WHAT THE TASK ASKS —
Below is a set of records; reproduce them exactly without their pictures.

DATA FOR ANALYSIS —
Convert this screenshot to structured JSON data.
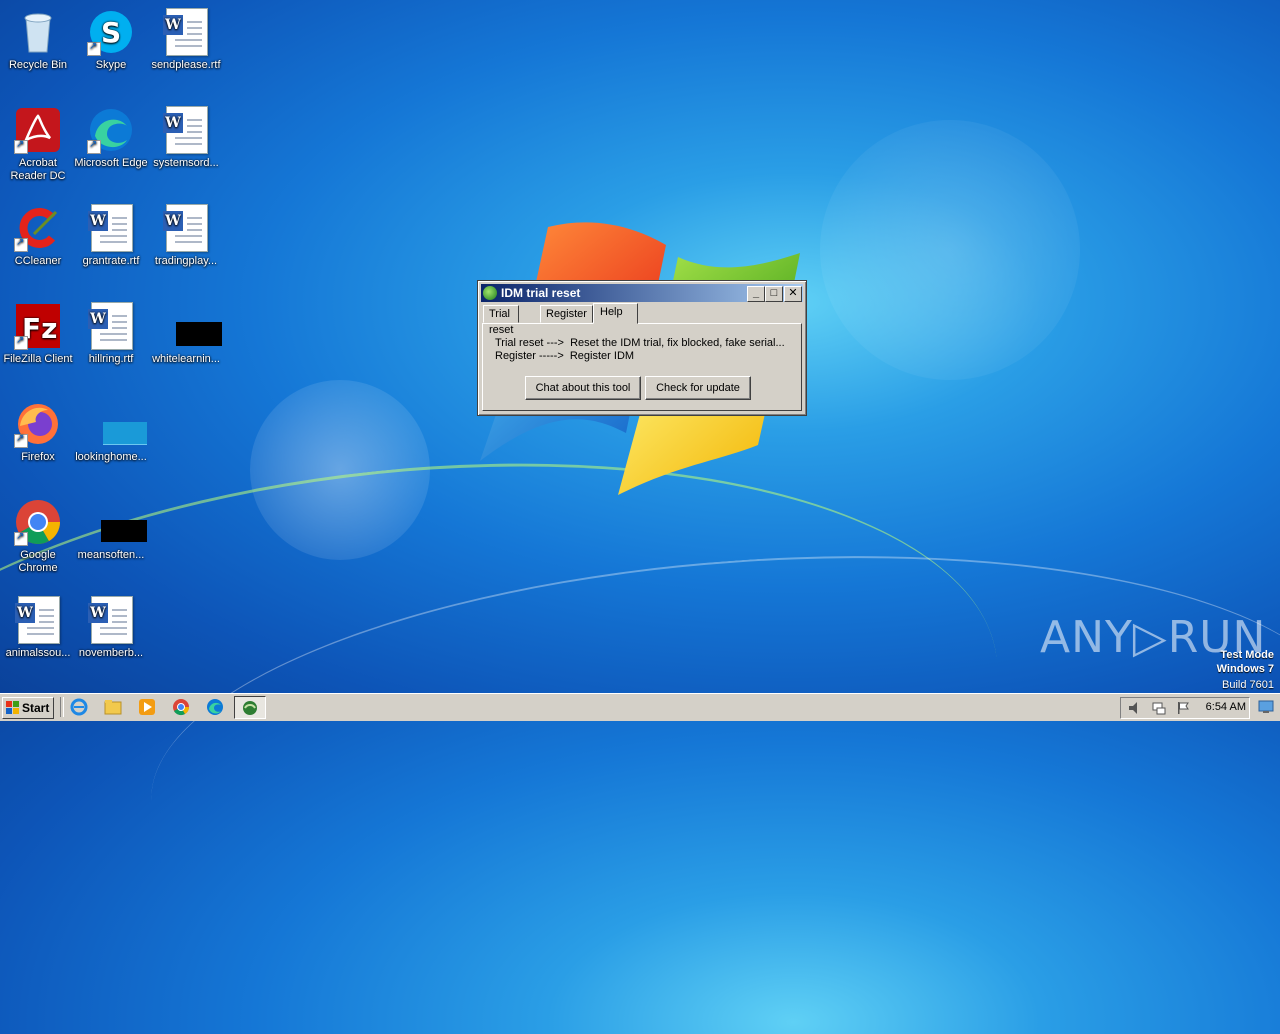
{
  "desktop": {
    "icons": [
      {
        "label": "Recycle Bin"
      },
      {
        "label": "Skype"
      },
      {
        "label": "sendplease.rtf"
      },
      {
        "label": "Acrobat Reader DC"
      },
      {
        "label": "Microsoft Edge"
      },
      {
        "label": "systemsord..."
      },
      {
        "label": "CCleaner"
      },
      {
        "label": "grantrate.rtf"
      },
      {
        "label": "tradingplay..."
      },
      {
        "label": "FileZilla Client"
      },
      {
        "label": "hillring.rtf"
      },
      {
        "label": "whitelearnin..."
      },
      {
        "label": "Firefox"
      },
      {
        "label": "lookinghome..."
      },
      {
        "label": "Google Chrome"
      },
      {
        "label": "meansoften..."
      },
      {
        "label": "animalssou..."
      },
      {
        "label": "novemberb..."
      }
    ]
  },
  "dialog": {
    "title": "IDM trial reset",
    "tabs": [
      {
        "label": "Trial reset"
      },
      {
        "label": "Register"
      },
      {
        "label": "Help",
        "active": true
      }
    ],
    "help_line1": "Trial reset --->  Reset the IDM trial, fix blocked, fake serial...",
    "help_line2": "Register ----->  Register IDM",
    "chat_button": "Chat about this tool",
    "update_button": "Check for update",
    "minimize_glyph": "_",
    "maximize_glyph": "□",
    "close_glyph": "✕"
  },
  "taskbar": {
    "start_label": "Start",
    "clock": "6:54 AM",
    "pinned": [
      "internet-explorer-icon",
      "explorer-folder-icon",
      "media-player-icon",
      "chrome-icon",
      "edge-icon",
      "idm-reset-icon"
    ]
  },
  "watermark": {
    "brand": "ANY▷RUN",
    "line1": "Test Mode",
    "line2": "Windows 7",
    "line3": "Build 7601"
  },
  "colors": {
    "desktop_bg": "#1577d6",
    "titlebar_start": "#0a246a",
    "titlebar_end": "#a6caf0",
    "dialog_face": "#d4d0c8"
  }
}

TASK SOLUTION —
Convert this screenshot to structured JSON data.
{
  "desktop": {
    "icons": [
      {
        "label": "Recycle Bin"
      },
      {
        "label": "Skype"
      },
      {
        "label": "sendplease.rtf"
      },
      {
        "label": "Acrobat Reader DC"
      },
      {
        "label": "Microsoft Edge"
      },
      {
        "label": "systemsord..."
      },
      {
        "label": "CCleaner"
      },
      {
        "label": "grantrate.rtf"
      },
      {
        "label": "tradingplay..."
      },
      {
        "label": "FileZilla Client"
      },
      {
        "label": "hillring.rtf"
      },
      {
        "label": "whitelearnin..."
      },
      {
        "label": "Firefox"
      },
      {
        "label": "lookinghome..."
      },
      {
        "label": "Google Chrome"
      },
      {
        "label": "meansoften..."
      },
      {
        "label": "animalssou..."
      },
      {
        "label": "novemberb..."
      }
    ]
  },
  "dialog": {
    "title": "IDM trial reset",
    "tabs": [
      {
        "label": "Trial reset"
      },
      {
        "label": "Register"
      },
      {
        "label": "Help",
        "active": true
      }
    ],
    "help_line1": "Trial reset --->  Reset the IDM trial, fix blocked, fake serial...",
    "help_line2": "Register ----->  Register IDM",
    "chat_button": "Chat about this tool",
    "update_button": "Check for update",
    "minimize_glyph": "_",
    "maximize_glyph": "□",
    "close_glyph": "✕"
  },
  "taskbar": {
    "start_label": "Start",
    "clock": "6:54 AM",
    "pinned": [
      "internet-explorer-icon",
      "explorer-folder-icon",
      "media-player-icon",
      "chrome-icon",
      "edge-icon",
      "idm-reset-icon"
    ]
  },
  "watermark": {
    "brand": "ANY▷RUN",
    "line1": "Test Mode",
    "line2": "Windows 7",
    "line3": "Build 7601"
  },
  "colors": {
    "desktop_bg": "#1577d6",
    "titlebar_start": "#0a246a",
    "titlebar_end": "#a6caf0",
    "dialog_face": "#d4d0c8"
  }
}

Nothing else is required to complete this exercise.